There were 72 minutes on the clock but why was Salah’s No 11 up on the board? Salah had been Liverpool’s most dangerous player.
It was a mistake because Salah was going nowhere. Klopp explained that to him on the touchline after Salah had walked towards him looking dejected and the manager made the changes that he actually wanted to make, one of which was the introduction of Darwin Núñez, who had been dropped to the bench.
Salah’s goal was a disaster for João Cancelo, who had reached in to try to nick away an Alisson clearance, only to miss his kick. When Salah rampaged clear, one-on-one with Ederson, his mind might have gone back to the 50th minute when he was similarly placed against the City goalkeeper after a Roberto Firmino through-ball.
On that occasion Ederson made a fine fingertip save, brushing Salah’s shot past the post.

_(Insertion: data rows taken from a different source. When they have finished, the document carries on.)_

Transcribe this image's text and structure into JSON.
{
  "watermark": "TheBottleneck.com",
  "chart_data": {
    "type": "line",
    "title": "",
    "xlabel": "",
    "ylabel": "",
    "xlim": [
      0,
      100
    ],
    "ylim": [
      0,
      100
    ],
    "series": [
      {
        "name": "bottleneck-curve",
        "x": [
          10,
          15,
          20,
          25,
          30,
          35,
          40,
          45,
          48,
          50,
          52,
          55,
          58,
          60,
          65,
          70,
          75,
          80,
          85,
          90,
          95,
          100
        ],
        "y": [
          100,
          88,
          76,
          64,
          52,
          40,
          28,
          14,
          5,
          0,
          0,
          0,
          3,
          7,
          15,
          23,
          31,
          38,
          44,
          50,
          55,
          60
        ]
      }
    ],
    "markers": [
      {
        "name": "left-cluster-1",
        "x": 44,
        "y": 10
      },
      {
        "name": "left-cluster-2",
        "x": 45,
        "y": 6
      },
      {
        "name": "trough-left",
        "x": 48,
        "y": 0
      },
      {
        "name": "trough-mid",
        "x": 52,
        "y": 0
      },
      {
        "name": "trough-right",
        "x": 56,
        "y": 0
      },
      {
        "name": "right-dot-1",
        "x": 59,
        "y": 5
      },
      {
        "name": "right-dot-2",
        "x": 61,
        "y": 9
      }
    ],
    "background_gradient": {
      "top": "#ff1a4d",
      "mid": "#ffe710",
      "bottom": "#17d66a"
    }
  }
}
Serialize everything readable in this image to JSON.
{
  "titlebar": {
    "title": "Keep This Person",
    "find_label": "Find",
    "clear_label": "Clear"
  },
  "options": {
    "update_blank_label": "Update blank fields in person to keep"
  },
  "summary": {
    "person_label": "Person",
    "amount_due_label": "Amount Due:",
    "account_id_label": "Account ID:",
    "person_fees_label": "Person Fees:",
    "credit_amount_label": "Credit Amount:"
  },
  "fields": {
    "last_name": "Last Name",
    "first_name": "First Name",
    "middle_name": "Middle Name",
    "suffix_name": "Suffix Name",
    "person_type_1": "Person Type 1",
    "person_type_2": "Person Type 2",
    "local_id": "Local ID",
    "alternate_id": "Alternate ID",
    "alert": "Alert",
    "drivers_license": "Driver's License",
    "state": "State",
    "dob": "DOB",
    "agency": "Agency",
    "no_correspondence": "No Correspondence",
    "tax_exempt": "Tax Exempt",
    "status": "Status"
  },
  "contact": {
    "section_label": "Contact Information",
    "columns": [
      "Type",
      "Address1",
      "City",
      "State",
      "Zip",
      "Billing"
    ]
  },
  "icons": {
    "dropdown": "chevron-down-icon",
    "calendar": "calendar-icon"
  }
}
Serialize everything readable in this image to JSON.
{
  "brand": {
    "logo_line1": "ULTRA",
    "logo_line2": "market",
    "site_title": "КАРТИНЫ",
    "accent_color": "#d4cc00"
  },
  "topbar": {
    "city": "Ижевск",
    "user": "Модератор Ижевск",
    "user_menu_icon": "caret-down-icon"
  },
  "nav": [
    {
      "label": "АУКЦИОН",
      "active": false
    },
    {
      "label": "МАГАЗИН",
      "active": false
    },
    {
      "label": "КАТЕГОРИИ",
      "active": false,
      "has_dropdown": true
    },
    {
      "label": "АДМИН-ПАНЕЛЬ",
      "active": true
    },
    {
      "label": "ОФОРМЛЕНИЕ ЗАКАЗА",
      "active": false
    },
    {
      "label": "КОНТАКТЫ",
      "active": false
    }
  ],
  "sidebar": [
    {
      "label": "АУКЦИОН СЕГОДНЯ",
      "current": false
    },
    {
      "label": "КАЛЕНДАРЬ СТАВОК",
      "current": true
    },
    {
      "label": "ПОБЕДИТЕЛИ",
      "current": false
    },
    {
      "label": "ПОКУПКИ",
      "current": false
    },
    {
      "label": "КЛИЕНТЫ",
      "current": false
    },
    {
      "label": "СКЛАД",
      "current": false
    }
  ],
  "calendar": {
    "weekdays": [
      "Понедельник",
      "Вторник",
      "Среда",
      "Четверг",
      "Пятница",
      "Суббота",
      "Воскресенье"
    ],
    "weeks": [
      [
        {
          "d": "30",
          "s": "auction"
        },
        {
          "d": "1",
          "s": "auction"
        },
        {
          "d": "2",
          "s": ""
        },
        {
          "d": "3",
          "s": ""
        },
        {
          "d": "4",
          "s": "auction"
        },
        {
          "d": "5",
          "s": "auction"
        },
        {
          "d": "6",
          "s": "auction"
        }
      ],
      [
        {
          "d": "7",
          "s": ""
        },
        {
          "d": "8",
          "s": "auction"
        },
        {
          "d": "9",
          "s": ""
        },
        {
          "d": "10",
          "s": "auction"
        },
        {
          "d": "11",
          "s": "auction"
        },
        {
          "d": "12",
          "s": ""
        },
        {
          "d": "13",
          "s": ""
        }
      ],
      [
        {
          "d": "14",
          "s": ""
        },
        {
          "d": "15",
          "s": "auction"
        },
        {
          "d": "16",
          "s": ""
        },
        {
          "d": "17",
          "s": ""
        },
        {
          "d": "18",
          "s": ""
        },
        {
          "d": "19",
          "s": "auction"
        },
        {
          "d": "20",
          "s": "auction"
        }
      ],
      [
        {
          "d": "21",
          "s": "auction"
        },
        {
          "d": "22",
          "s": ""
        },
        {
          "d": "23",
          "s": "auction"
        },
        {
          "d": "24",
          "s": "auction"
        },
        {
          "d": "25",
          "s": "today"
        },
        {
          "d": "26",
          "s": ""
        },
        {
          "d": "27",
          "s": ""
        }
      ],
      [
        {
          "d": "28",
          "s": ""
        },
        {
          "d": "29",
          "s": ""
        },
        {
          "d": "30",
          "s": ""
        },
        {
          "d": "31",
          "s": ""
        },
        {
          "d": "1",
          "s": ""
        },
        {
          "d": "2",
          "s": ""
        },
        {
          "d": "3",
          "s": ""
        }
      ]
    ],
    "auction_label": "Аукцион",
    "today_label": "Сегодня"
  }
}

The Egyptian made no mistake this time, getting his body shape right and oozing conviction. Salah had torched Rangers last Wednesday with the fastest hat-trick in Champions League history. Now this. His mojo is plainly back.
Gripped by indignation, Guardiola turned to the Liverpool support behind him and sarcastically conducted their celebrations. It was Klopp who would see red – metaphorically and literally – being sent to the stands in the 86th minute after exploding at the non-award of a foul. Like the rest of Anfield he felt that Bernardo Silva had impeded Salah.
Moments earlier Thiago Alcântara had got away with yellow rather than red for a bad tackle on Rodri – the Liverpool midfielder’s defence was that he slipped – and, before that, Virgil van Dijk, had made a saving defensive header as Haaland lurked behind him. For the first time in a long time it was not the City striker’s day. Liverpool’s defence emerged with honours, with Joe Gomez impressive alongside Van Dijk and James Milner filling in to good effect at right-back.
What did Klopp miss in the few minutes he was banished from the touchline? Mainly some indifferent work from Núñez, to put it mildly. When he led a three-on-one Liverpool break, he elected to shoot instead of play in Diogo Jota or Salah – the effort was blocked, amid howls from the crowd – and then after Jota had gone down injured, he got an attempted chipped finish all wrong when clean through.
In between times Núñez almost teed up Trent Alexander-Arnold, who had returned from injury, and it meant Liverpool could not engineer the breathing space they wanted. That only made the full-time whistle sound sweeter. Klopp was back out for the celebrations and he can now celebrate a 12th career victory against Guardiola. No other manager has nearly as many wins against him.
Klopp has previously said that Liverpool are not in this season’s title race and they do remain a distance off the pace set by Arsenal. But this was much more like it with Salah, who started at the tip of Klopp’s 4-2-3-1 formation, prominent from the outset, running hard at the City defence and showing his physical side, too.
City came on strong in the final 15 minutes of the first half, Haaland twice working Alisson and heading another opportunity high. The game ignited in the 53rd minute after VAR intervened to thwart Foden, who forced the ball in off Gomez from a tight angle. Haaland had jumped in to free it from Alisson, who did appear to have two hands on the ball.
Immediately afterwards Jota headed off target when gloriously placed after Salah had worked the ball over to him. But it was City who came to push higher, scenting the breakthrough and with Foden driving them. Ilkay Gündogan saw a shot deflect wide; Haaland worked Alisson after Gündogan had breezed away from Fabinho, and Silva rasped a low one wide. Salah, though, made the difference.
Source: The Guardian